(RECORDS TO USE begins)

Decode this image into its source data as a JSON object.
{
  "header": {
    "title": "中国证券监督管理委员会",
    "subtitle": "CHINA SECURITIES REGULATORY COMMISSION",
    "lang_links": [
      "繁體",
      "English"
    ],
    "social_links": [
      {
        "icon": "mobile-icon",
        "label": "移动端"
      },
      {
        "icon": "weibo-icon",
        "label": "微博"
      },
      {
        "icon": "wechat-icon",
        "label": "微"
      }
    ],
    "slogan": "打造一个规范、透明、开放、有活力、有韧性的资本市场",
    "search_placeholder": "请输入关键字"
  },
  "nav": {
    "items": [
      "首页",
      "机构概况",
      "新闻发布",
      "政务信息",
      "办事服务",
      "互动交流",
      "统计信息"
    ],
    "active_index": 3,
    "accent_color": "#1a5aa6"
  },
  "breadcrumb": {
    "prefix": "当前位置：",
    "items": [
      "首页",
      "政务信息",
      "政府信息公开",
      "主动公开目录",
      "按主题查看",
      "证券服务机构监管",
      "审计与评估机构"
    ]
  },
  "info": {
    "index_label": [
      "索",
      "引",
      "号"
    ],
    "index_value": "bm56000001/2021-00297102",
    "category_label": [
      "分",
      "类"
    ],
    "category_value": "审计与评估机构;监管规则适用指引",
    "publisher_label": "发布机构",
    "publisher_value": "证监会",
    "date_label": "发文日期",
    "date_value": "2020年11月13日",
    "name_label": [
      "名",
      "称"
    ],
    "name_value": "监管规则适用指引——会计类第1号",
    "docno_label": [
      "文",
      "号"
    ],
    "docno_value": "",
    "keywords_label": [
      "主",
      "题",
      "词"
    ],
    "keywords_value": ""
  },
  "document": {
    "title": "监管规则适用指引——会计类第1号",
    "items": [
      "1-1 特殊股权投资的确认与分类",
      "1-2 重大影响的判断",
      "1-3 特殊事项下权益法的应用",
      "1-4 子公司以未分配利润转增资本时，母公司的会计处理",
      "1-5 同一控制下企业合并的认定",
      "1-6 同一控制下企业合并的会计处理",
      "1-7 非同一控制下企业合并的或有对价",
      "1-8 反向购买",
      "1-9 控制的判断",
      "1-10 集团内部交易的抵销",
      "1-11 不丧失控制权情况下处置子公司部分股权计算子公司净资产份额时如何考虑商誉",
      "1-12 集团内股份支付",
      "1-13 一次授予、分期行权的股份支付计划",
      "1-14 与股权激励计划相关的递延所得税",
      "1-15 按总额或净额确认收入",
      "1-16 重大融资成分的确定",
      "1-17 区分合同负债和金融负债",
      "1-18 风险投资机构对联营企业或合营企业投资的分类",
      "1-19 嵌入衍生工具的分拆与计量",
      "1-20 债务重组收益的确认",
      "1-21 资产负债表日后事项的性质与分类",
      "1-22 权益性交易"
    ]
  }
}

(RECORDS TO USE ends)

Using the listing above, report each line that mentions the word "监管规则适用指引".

    "category_value": "审计与评估机构;监管规则适用指引",
    "name_value": "监管规则适用指引——会计类第1号",
    "title": "监管规则适用指引——会计类第1号",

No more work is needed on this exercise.